Working For the Few details the pernicious impact that widening inequality is having in both developed and developing countries, helping the richest undermine democratic processes and drive policies that promote their interests at the expense of everyone else.
Economic inequality is rapidly increasing in the majority of countries. The wealth of the world is divided in two: almost half going to the richest one percent; the other half to the remaining 99 percent.
The World Economic Forum has identified this as a major risk to human progress. Extreme economic inequality and political capture are too often interdependent. Left unchecked, political institutions become undermined and governments overwhelmingly serve the interests of economic elites to the detriment of ordinary people. Extreme inequality is not inevitable, and it can and must be reversed quickly.
Those gathered at Davos for the World Economic Forum have the power to turn around the rapid increase in inequality. Oxfam is calling on them to pledge that they will:
• Not dodge taxes in their own countries or in countries where they invest and operate, by using tax havens;
• Not use their economic wealth to seek political favors that undermine the democratic will of their fellow citizens;
• Make public all the investments in companies and trusts for which they are the ultimate beneficial owners;
• Support progressive taxation on wealth and income;
• Challenge governments to use their tax revenue to provide universal healthcare, education and social protection for citizens;
• Demand a living wage in all the companies they own or control;
• Challenge other economic elites to join them in these pledges.
Oxfam has recommended policies in multiple contexts to strengthen the political representation of the poor and middle classes to achieve greater equity.

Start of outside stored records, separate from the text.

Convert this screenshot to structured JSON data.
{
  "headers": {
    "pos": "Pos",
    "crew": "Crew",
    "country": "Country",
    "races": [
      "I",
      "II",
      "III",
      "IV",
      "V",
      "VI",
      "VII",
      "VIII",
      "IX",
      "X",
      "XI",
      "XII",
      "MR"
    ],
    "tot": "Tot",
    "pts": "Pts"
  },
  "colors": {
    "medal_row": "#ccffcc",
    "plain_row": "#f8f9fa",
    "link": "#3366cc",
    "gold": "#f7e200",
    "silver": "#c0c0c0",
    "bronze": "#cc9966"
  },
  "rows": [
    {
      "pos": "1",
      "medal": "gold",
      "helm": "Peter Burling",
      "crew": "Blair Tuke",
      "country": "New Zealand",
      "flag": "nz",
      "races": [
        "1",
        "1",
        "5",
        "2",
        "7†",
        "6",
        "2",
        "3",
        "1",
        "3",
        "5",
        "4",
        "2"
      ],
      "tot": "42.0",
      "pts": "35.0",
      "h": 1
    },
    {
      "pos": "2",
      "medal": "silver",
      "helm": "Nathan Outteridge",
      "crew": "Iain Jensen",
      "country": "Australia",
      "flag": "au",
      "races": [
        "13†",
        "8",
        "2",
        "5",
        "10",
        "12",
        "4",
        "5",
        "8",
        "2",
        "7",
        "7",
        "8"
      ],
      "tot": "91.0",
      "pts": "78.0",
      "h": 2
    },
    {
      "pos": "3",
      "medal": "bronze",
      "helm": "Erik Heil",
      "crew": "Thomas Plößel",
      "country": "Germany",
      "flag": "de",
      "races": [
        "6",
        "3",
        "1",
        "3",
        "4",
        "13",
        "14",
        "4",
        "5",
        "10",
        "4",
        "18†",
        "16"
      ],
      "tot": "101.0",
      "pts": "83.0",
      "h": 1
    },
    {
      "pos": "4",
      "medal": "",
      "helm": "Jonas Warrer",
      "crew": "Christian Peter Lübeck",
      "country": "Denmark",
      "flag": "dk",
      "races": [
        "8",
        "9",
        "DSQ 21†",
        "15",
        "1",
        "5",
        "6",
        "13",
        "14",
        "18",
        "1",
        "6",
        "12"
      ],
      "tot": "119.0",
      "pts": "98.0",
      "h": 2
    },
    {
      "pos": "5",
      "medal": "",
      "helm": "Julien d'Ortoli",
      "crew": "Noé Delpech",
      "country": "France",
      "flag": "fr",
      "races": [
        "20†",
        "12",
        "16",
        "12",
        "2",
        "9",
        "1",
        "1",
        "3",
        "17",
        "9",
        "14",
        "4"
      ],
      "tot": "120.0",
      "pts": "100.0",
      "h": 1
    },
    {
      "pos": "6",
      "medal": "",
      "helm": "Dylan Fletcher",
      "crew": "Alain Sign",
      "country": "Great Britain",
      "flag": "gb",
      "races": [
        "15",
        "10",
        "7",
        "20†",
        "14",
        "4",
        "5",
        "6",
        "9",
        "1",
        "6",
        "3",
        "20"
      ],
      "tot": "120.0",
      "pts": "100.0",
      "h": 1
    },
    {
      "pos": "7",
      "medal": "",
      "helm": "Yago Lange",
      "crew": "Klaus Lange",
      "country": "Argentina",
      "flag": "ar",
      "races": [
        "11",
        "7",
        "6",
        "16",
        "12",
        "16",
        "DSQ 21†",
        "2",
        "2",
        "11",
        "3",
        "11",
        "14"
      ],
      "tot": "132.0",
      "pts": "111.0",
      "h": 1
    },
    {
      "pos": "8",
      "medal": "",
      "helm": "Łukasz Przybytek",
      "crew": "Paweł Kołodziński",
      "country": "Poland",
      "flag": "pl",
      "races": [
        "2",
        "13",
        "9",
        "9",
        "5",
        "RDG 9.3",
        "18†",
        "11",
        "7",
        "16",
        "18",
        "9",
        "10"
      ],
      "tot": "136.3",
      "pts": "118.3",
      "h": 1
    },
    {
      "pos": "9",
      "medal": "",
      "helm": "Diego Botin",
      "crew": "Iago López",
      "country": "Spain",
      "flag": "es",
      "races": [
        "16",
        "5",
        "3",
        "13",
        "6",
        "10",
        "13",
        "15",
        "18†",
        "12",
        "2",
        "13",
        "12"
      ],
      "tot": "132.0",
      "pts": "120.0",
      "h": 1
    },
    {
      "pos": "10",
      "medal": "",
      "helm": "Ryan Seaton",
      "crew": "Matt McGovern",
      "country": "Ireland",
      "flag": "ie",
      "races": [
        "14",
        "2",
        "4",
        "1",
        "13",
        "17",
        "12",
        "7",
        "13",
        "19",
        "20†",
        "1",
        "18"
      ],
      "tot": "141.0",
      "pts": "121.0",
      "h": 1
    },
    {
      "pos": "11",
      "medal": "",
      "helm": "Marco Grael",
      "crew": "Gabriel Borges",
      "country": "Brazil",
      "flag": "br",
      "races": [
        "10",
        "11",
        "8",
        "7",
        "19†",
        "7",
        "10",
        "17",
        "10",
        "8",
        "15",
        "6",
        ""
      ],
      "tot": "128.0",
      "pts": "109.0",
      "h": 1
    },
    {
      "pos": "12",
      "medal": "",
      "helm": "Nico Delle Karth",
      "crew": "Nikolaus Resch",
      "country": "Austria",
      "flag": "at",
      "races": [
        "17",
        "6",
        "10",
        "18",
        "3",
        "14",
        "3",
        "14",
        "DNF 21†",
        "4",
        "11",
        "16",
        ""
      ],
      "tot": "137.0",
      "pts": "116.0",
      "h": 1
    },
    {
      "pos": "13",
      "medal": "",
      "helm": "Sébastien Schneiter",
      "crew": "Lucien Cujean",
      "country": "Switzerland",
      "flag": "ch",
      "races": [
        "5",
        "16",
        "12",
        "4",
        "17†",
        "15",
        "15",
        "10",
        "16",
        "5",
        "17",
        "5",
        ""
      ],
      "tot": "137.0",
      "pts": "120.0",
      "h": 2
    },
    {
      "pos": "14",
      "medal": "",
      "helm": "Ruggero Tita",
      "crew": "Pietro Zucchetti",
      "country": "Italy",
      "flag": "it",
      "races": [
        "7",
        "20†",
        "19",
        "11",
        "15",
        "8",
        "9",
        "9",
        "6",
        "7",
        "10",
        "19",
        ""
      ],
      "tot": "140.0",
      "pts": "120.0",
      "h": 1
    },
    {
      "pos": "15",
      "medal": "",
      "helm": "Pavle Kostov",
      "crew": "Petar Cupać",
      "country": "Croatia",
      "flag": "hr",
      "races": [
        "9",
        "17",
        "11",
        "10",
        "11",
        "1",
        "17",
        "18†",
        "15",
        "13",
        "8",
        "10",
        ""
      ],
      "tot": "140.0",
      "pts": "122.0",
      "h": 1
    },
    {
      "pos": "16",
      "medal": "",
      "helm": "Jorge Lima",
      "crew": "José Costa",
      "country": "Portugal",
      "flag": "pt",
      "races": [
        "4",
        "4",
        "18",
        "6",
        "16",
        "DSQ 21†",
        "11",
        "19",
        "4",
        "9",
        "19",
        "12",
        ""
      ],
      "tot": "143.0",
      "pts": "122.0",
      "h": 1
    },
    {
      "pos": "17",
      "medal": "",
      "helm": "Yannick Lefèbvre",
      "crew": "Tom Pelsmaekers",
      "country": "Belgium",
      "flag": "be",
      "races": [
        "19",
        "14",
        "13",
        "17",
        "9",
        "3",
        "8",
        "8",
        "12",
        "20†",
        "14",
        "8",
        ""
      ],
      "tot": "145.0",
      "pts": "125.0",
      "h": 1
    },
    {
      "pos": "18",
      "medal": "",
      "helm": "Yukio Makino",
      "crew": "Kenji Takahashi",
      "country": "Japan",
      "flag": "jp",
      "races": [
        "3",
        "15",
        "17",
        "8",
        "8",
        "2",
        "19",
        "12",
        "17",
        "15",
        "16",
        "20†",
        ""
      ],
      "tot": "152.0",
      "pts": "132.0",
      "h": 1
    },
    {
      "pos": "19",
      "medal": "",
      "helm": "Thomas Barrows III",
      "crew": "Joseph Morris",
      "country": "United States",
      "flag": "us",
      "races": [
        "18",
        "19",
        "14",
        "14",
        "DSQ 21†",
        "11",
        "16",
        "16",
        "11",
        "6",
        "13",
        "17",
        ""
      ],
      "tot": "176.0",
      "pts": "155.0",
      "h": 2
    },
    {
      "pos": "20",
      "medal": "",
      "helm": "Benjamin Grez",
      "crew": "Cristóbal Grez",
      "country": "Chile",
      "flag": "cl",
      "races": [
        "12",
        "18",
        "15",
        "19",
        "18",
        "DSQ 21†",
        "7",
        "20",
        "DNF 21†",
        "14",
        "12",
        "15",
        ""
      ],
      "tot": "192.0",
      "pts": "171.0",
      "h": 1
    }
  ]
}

These policies include:
• A global goal to end extreme economic inequality in every country. This should be a major element of the post-2015 framework, including consistent monitoring in every country of the share of wealth going to the richest one percent.
• Stronger regulation of markets to promote sustainable and equitable growth; and
• Curbing the power of the rich to influence political processes and policies that best suit their interests.
The particular combination of policies required to reverse rising economic inequalities should be tailored to each national context. But developing and developed countries that have successfully reduced economic inequality provide some suggested starting points, notably:
• Cracking down on financial secrecy and tax dodging;
• Redistributive transfers; and strengthening of social protection schemes;
• Investment in universal access to healthcare and education;
• Progressive taxation;
• Strengthening wage floors and worker rights;
• Removing the barriers to equal rights and opportunities for women.